File fragmentation can be a real plague on traditional hard drives. They slow down your entire computer, while reducing the life expectancy of the drive. But how does this come to be? Why is it that files somehow end up scattered across the whole drive?
It’s actually quite simple. Imagine the hard drive as being a series of boxes, each one capable of holding 1 byte of information (in reality, it would be more accurate to think of these boxes as holding 1 bit of information, but for the sake of simplicity, we’ll just think of them as storing 1 byte):
When the hard drive is new, all of these boxes are empty.Now, let’s say we store a 3 byte file on the drive. This file will fill up three boxes.
Now, we add a new 14 byte file to our drive, the computer appends this data to the previous file. At this point, we still have no file fragmentation.
Now, let’s say we delete the first file. This leaves us with some free boxes before and after File 2.
As you can see, we now have 6 bytes of free space on our hard drive. But, does that mean we can add a new 5 byte file? Indeed, we can, but we now encounter a problem, which is that we only have 3 byte of contiguous free space. This means that the computer will need to split this new file into 2 parts:
So now, to read File 3, the hard drive head (the “needle” that reads and writes data to the drive) must jump over several blocks of memory. This makes the operation slower and more damaging to the hard drive.

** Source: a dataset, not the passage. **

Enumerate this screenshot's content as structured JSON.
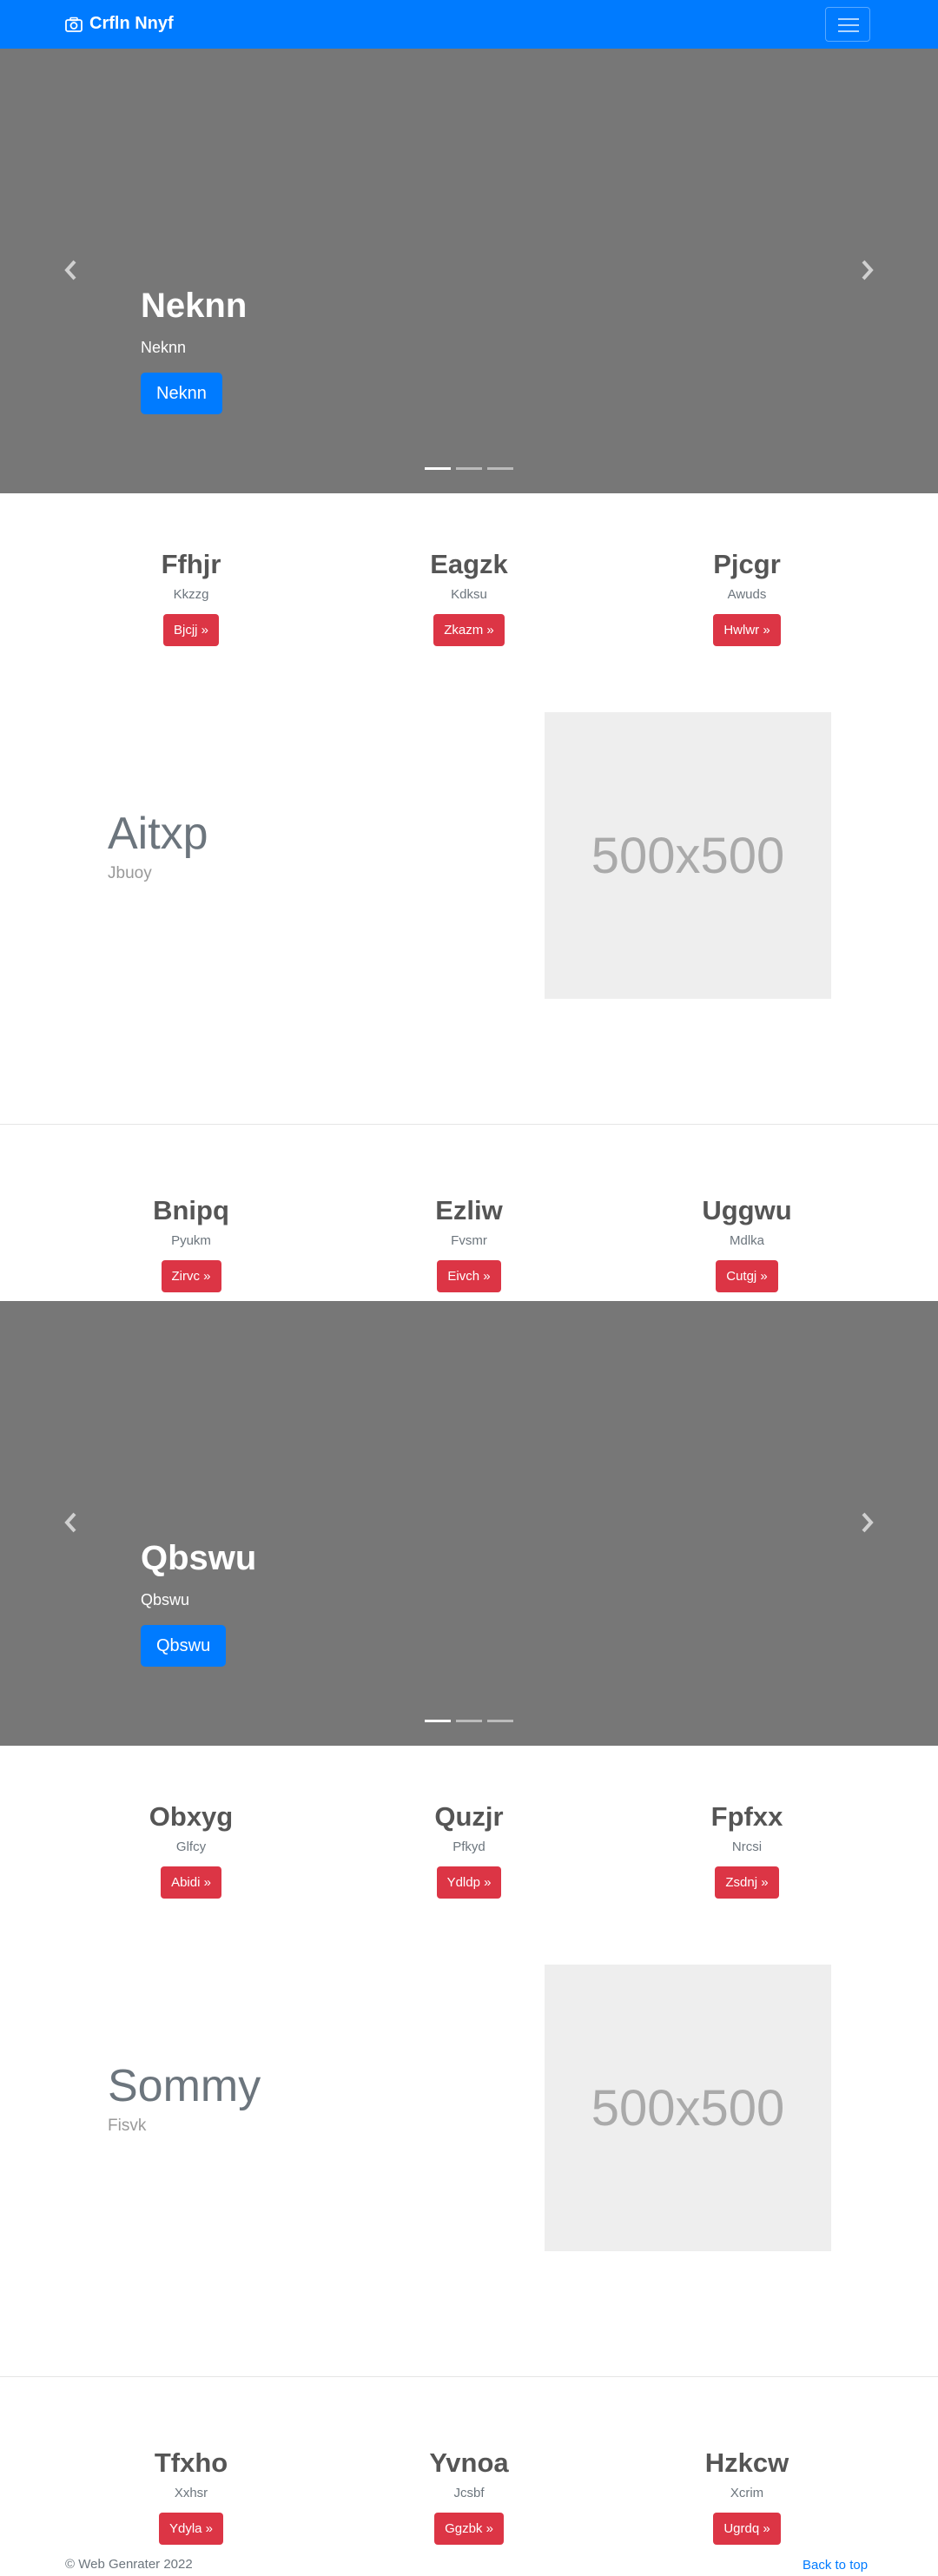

That summarizes, extremely roughly, why do files get fragmented.